As more kids have access to mobile phones and devices, sexting — the practice of sending racy photos — is becoming more of a headache for today’s families. Just how much of a headache was demonstrated was recently demonstrated at the Community House Middle School in Charlotte, North Carolina, after one stray photo led to a creation of a long list of students who have exchanged sexually explicit photographs and videos of their peers.
Jamie Brooks, the Community House principal who was confronted with this issue last year, said that “natural recklessness” together with technology was heightening the consequences of students’ bad choices and commenced a counter-attack by stringent digital monitoring. The program, which seeks not only to protect kids from themselves but also to alert parents, launched last April and will continue into the coming academic year.
Inappropriate use of digital media isn’t limited to Community House, a high-performing school located in one of Charlotte’s most affluent areas. As she started searching, Brooks quickly found questionable content posted by students in several local schools. Any student with an Internet connection is at risk of making bad judgments.
Suzanne Meeker is one of the Community House parents who was stunned by Brooks’ slideshow of area students – names and faces obscured – going online to talk dirty, act sexy, brag about drug use and make racist comments.
Meeker said that it was the racism expressed by students that shocked her the most. She said that exposure to television was responsible for fermenting those kinds of ideas in children’s minds.

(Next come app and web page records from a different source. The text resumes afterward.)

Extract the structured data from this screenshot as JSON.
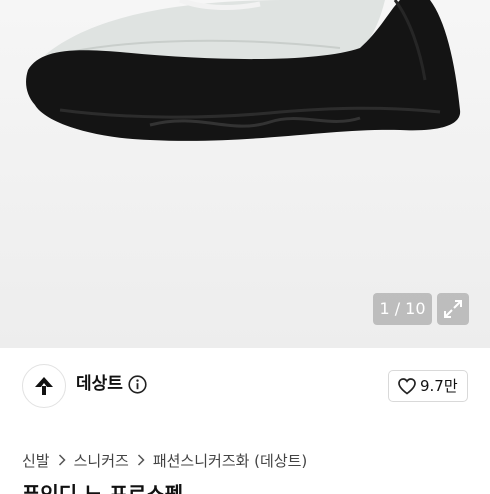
{
  "gallery": {
    "counter": "1 / 10",
    "counter_current": 1,
    "counter_total": 10
  },
  "store": {
    "name": "데상트",
    "likes": "9.7만",
    "icons": {
      "logo": "descente-arrow-logo",
      "info": "info-circle-icon",
      "like": "heart-outline-icon"
    }
  },
  "breadcrumb": [
    "신발",
    "스니커즈",
    "패션스니커즈화 (데상트)"
  ],
  "product": {
    "title_partial": "푸인디 노 프로스펙"
  },
  "colors": {
    "accent_text": "#111111",
    "overlay": "#969696"
  }
}
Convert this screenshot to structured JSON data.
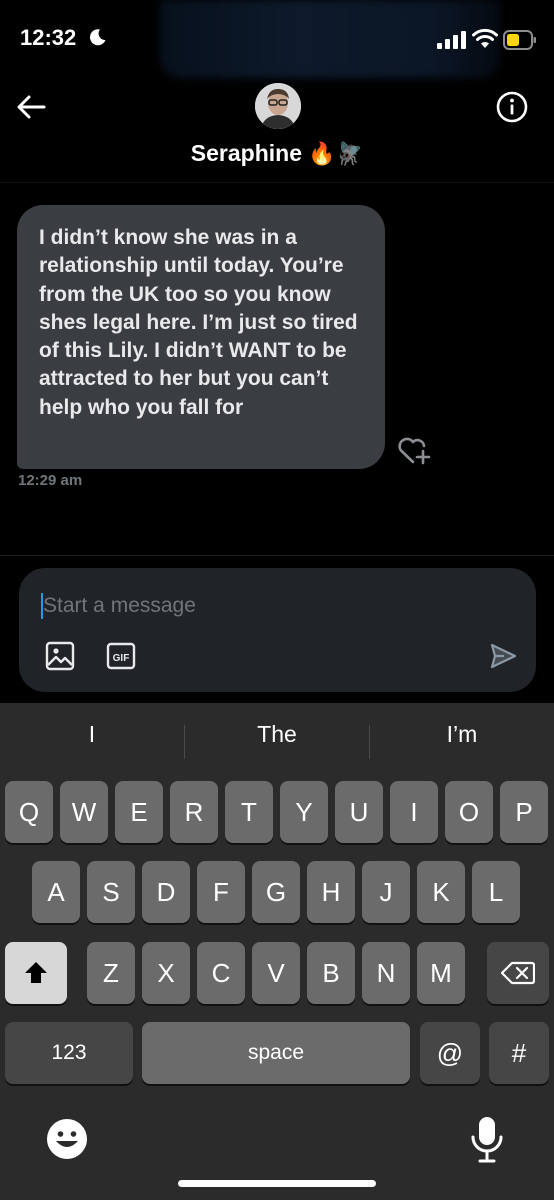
{
  "status_bar": {
    "time": "12:32"
  },
  "header": {
    "contact_name": "Seraphine",
    "name_emojis": "🔥🪰"
  },
  "messages": [
    {
      "text": "I didn’t know she was in a relationship until today. You’re from the UK too so you know shes legal here. I’m just so tired of this Lily. I didn’t WANT to be attracted to her but you can’t help who you fall for",
      "time": "12:29 am"
    }
  ],
  "composer": {
    "placeholder": "Start a message",
    "gif_label": "GIF"
  },
  "keyboard": {
    "suggestions": [
      "I",
      "The",
      "I’m"
    ],
    "row1": [
      "Q",
      "W",
      "E",
      "R",
      "T",
      "Y",
      "U",
      "I",
      "O",
      "P"
    ],
    "row2": [
      "A",
      "S",
      "D",
      "F",
      "G",
      "H",
      "J",
      "K",
      "L"
    ],
    "row3": [
      "Z",
      "X",
      "C",
      "V",
      "B",
      "N",
      "M"
    ],
    "numbers_label": "123",
    "space_label": "space",
    "at_label": "@",
    "hash_label": "#"
  },
  "colors": {
    "accent": "#1d9bf0",
    "bubble": "#3a3d41",
    "composer": "#202327",
    "keyboard_bg": "#2b2b2b",
    "key": "#6b6b6b"
  }
}
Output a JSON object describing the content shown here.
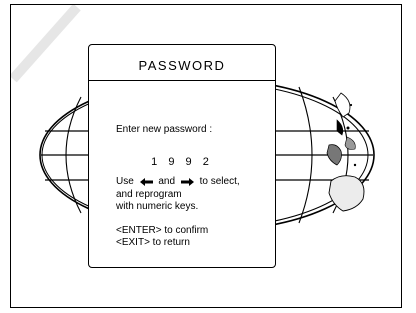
{
  "dialog": {
    "title": "PASSWORD",
    "prompt": "Enter new password :",
    "password_value": "1 9 9 2",
    "instructions": {
      "use_word": "Use",
      "and_word": "and",
      "to_select": "to select,",
      "line2": "and reprogram",
      "line3": "with numeric keys."
    },
    "enter_hint": "<ENTER> to confirm",
    "exit_hint": "<EXIT> to return"
  },
  "icons": {
    "left_arrow": "left-arrow-icon",
    "right_arrow": "right-arrow-icon",
    "background": "world-map-icon"
  }
}
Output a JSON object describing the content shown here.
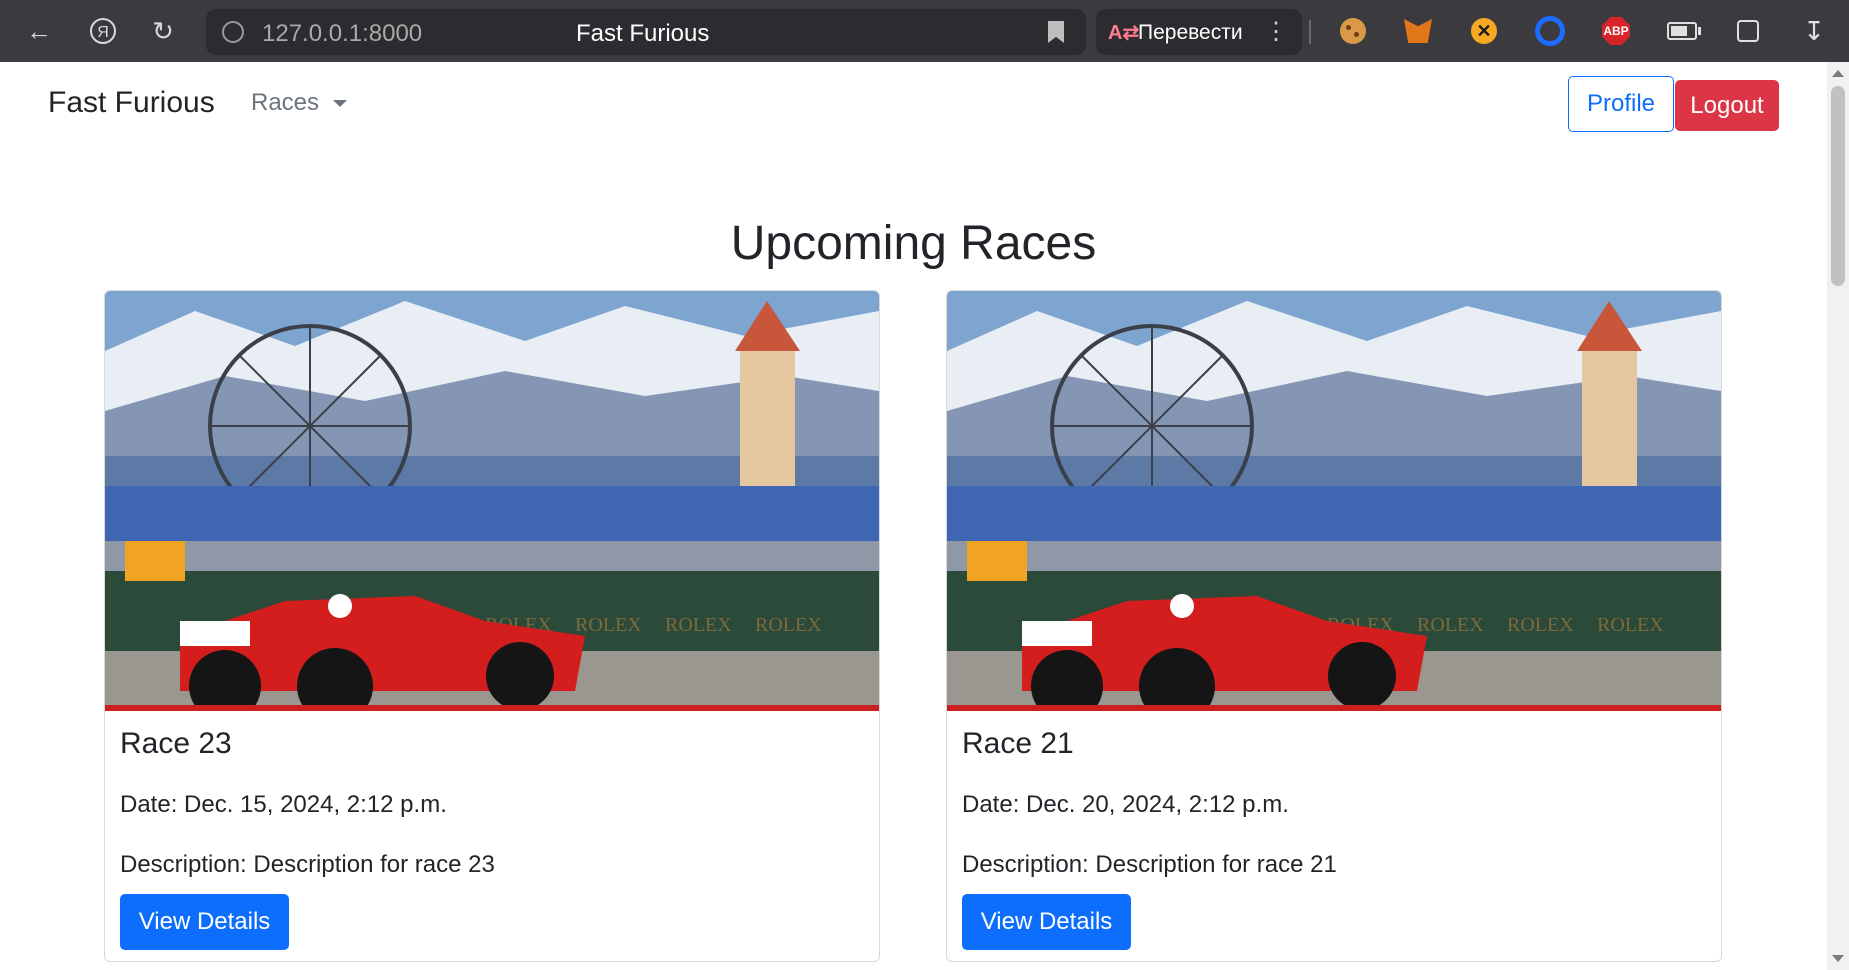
{
  "browser": {
    "url": "127.0.0.1:8000",
    "tab_title": "Fast Furious",
    "translate_label": "Перевести",
    "extensions": [
      "cookie-icon",
      "metamask-fox-icon",
      "x-circle-icon",
      "blue-ring-icon",
      "adblock-plus-icon",
      "battery-icon",
      "puzzle-icon",
      "download-icon"
    ]
  },
  "navbar": {
    "brand": "Fast Furious",
    "races_menu": "Races",
    "profile_label": "Profile",
    "logout_label": "Logout"
  },
  "main": {
    "title": "Upcoming Races",
    "cards": [
      {
        "title": "Race 23",
        "date": "Date: Dec. 15, 2024, 2:12 p.m.",
        "description": "Description: Description for race 23",
        "button": "View Details"
      },
      {
        "title": "Race 21",
        "date": "Date: Dec. 20, 2024, 2:12 p.m.",
        "description": "Description: Description for race 21",
        "button": "View Details"
      }
    ]
  },
  "colors": {
    "primary": "#0d6efd",
    "danger": "#dc3545",
    "chrome": "#3b3b3f"
  }
}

Although there had been rumors that Community House’s recent adoption of a Bring Your Own Technology program was to blame for the sexting explosion, Brooks explained that away as a misunderstanding. Personal digital devices were banned during finals week to prevent cheating, and one student was disciplined for using a phone in an inappropriate way on a school bus last year, but otherwise the issues that arose were strictly off-campus.
Kenneth Lynch, a CMS police detective who specializes in cyberissues, says the decision to let students bring their own devices to school made little difference in the number or type of incidents the department investigated.
The most egregious online misbehavior, including taking and circulating sexual photos, was already going on outside school, and that didn’t change, he said.
The CMS wireless network is restricted and monitored – though students with a data plan can shift to their own mobile Internet connection during school time. Brooks says her faculty started looking for that while students were using their devices in class.